> **Activity**:
I would like you to restate each record word for word.

Data records for software interfaces:
━━━━━━
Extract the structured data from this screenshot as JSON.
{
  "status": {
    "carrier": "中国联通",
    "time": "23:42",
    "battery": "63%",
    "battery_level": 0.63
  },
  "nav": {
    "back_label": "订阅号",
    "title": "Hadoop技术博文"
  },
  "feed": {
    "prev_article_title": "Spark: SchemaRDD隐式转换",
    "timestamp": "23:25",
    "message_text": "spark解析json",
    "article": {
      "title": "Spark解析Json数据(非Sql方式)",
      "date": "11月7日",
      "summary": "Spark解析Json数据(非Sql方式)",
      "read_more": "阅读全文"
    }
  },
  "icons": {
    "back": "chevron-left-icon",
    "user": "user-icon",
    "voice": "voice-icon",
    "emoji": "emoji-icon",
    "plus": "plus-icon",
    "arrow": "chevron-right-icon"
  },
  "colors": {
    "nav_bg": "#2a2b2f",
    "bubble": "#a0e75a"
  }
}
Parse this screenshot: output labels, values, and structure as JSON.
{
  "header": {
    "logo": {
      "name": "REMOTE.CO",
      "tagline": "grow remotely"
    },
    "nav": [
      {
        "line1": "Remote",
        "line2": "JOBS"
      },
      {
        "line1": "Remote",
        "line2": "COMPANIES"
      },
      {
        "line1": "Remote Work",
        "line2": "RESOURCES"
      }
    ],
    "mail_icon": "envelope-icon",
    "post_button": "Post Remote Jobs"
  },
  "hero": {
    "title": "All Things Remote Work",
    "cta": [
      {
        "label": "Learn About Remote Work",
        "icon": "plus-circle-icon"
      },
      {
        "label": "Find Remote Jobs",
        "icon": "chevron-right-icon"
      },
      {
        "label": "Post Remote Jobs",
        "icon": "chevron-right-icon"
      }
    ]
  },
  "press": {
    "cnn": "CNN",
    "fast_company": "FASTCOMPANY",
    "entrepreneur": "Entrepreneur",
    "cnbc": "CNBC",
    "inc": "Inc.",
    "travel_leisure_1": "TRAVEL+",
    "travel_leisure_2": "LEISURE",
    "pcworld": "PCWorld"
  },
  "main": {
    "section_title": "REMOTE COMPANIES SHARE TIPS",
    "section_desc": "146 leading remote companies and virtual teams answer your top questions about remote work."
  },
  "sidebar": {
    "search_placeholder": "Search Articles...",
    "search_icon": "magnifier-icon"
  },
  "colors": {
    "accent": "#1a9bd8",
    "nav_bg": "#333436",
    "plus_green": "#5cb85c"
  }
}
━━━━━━
> **Output for this exercise**:
Extract the structured data from this screenshot as JSON.
{
  "status": {
    "carrier": "中国联通",
    "time": "23:42",
    "battery": "63%",
    "battery_level": 0.63
  },
  "nav": {
    "back_label": "订阅号",
    "title": "Hadoop技术博文"
  },
  "feed": {
    "prev_article_title": "Spark: SchemaRDD隐式转换",
    "timestamp": "23:25",
    "message_text": "spark解析json",
    "article": {
      "title": "Spark解析Json数据(非Sql方式)",
      "date": "11月7日",
      "summary": "Spark解析Json数据(非Sql方式)",
      "read_more": "阅读全文"
    }
  },
  "icons": {
    "back": "chevron-left-icon",
    "user": "user-icon",
    "voice": "voice-icon",
    "emoji": "emoji-icon",
    "plus": "plus-icon",
    "arrow": "chevron-right-icon"
  },
  "colors": {
    "nav_bg": "#2a2b2f",
    "bubble": "#a0e75a"
  }
}
Parse this screenshot: output labels, values, and structure as JSON.
{
  "header": {
    "logo": {
      "name": "REMOTE.CO",
      "tagline": "grow remotely"
    },
    "nav": [
      {
        "line1": "Remote",
        "line2": "JOBS"
      },
      {
        "line1": "Remote",
        "line2": "COMPANIES"
      },
      {
        "line1": "Remote Work",
        "line2": "RESOURCES"
      }
    ],
    "mail_icon": "envelope-icon",
    "post_button": "Post Remote Jobs"
  },
  "hero": {
    "title": "All Things Remote Work",
    "cta": [
      {
        "label": "Learn About Remote Work",
        "icon": "plus-circle-icon"
      },
      {
        "label": "Find Remote Jobs",
        "icon": "chevron-right-icon"
      },
      {
        "label": "Post Remote Jobs",
        "icon": "chevron-right-icon"
      }
    ]
  },
  "press": {
    "cnn": "CNN",
    "fast_company": "FASTCOMPANY",
    "entrepreneur": "Entrepreneur",
    "cnbc": "CNBC",
    "inc": "Inc.",
    "travel_leisure_1": "TRAVEL+",
    "travel_leisure_2": "LEISURE",
    "pcworld": "PCWorld"
  },
  "main": {
    "section_title": "REMOTE COMPANIES SHARE TIPS",
    "section_desc": "146 leading remote companies and virtual teams answer your top questions about remote work."
  },
  "sidebar": {
    "search_placeholder": "Search Articles...",
    "search_icon": "magnifier-icon"
  },
  "colors": {
    "accent": "#1a9bd8",
    "nav_bg": "#333436",
    "plus_green": "#5cb85c"
  }
}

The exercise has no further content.